Burns broke in, shouting: "You say you're an advocate for the students? Why not also be an advocate for the staff? We need some help. This is a maximum security institution and it's treated like a playground!"

Harris decided that the boys would serve their time away from Burns, in special detention unit 10A. Getting Respect

Among the counselors at Oak Hill, one of the most outspoken critics of the disciplinary system is Baker, the counselor who saw the youth with liquor on the football field, got mad and knocked him down.

Baker said he has a special insight into how delinquents should be handled: He was one himself. Years ago, Baker said, as a teen-age gang member in Washington, he was convicted on an assault charge and served time in Cedar Knoll. Now 43, he says: "I think like they do. I think faster than they do. And the thoughts they're thinking, I've thought them ten thousand times."

Baker, who has worked in D.C.'s juvenile institutions for 17 years, walks the grounds, unafraid to display his strength or intimidating presence even in front of a visitor. He weighs more than 300 pounds, wears gold chains and has a black beard.

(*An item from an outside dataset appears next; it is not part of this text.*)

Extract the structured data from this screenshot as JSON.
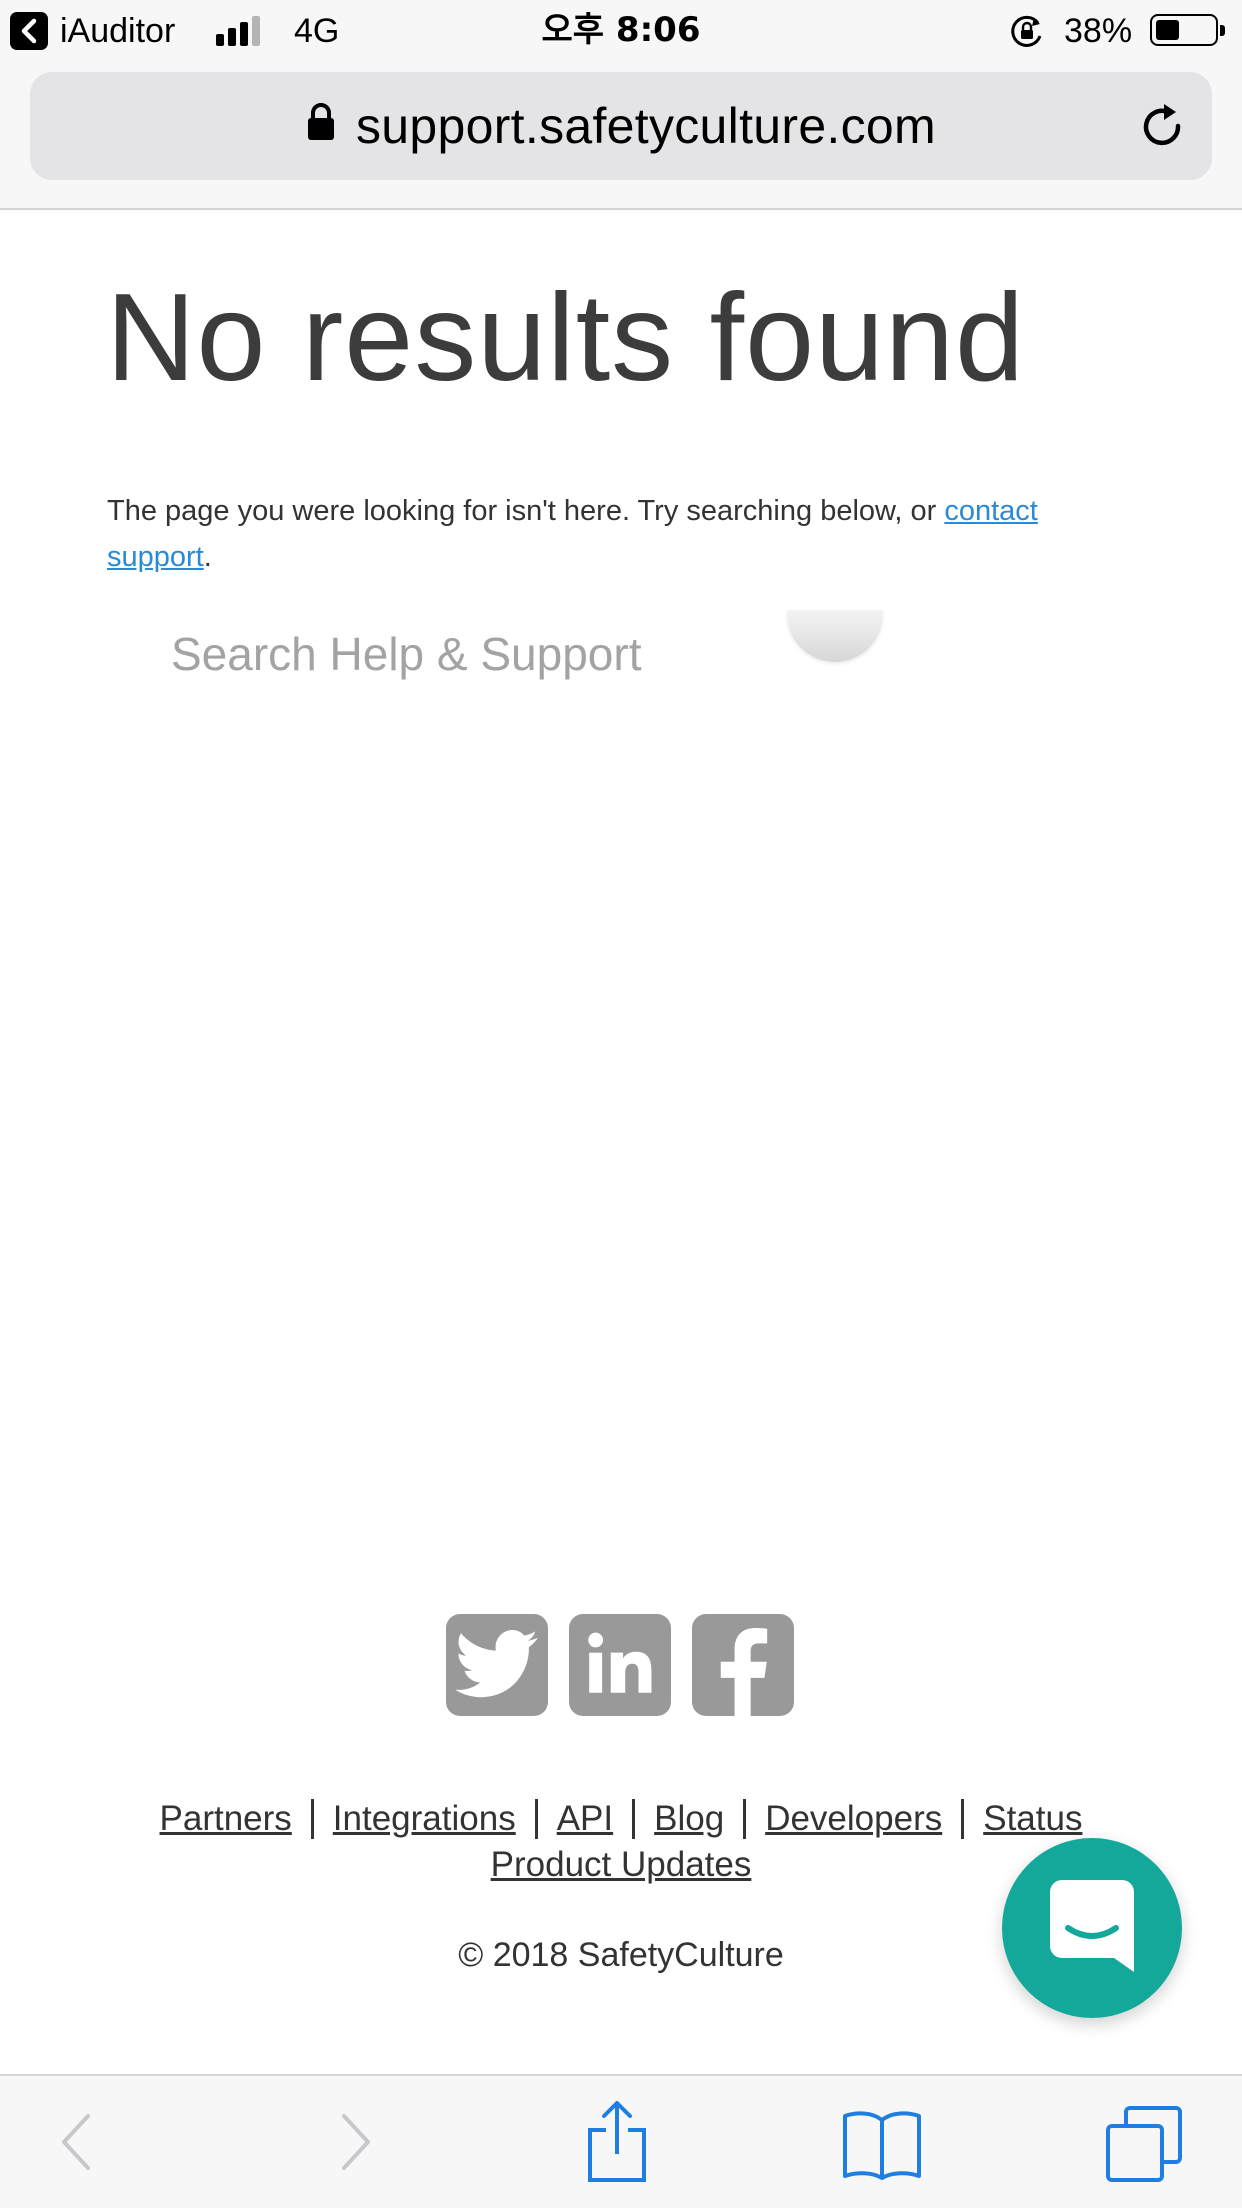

"I'm the person that you'll hear the best things about, and the bad things about," Baker said. "The kids respect me because I'm so strong."

One day recently, he exploded at several youths as they lounged on a picnic table top. "I'll break your face!" he boomed. He later said that he never allows his own children to sit on furniture.

Baker has been the subject of two formal abuse complaints this year. He denies both.

One incident took place Feb. 5. Baker saw a boy eating cookies in the gym, which is not allowed. He grabbed him and then allegedly dragged him to a nearby bathroom, hit him in the face and pushed his head against the wall. Baker disputes attacking the boy, saying he only knocked the food from the boy's hand.

"I would never in my life say I abuse anyone. But it was times that I had to physically restrain some guys," he said.

The constraints on counselors are among the reasons Baker says he feels pessimistic about the future of youths at Oak Hill. The rules do nothing to change their behavior, he said.

"Give me three years: Thirty percent of them will be dead. Forty percent of them will be in jail. And the rest of them will be standing on the street corner somewhere," he said.

Baker said the football player he knocked down is now at Lorton Reformatory, an adult prison. He added: "If we'd go back to some of the things that we used to do in the old days we would be a better institution."

About the old days, there is little disagreement among the staff. Back then, said counselor Joseph Eccles, "The only thing that they respected was a hard right. I hate to say that . . . That's the only thing they respected."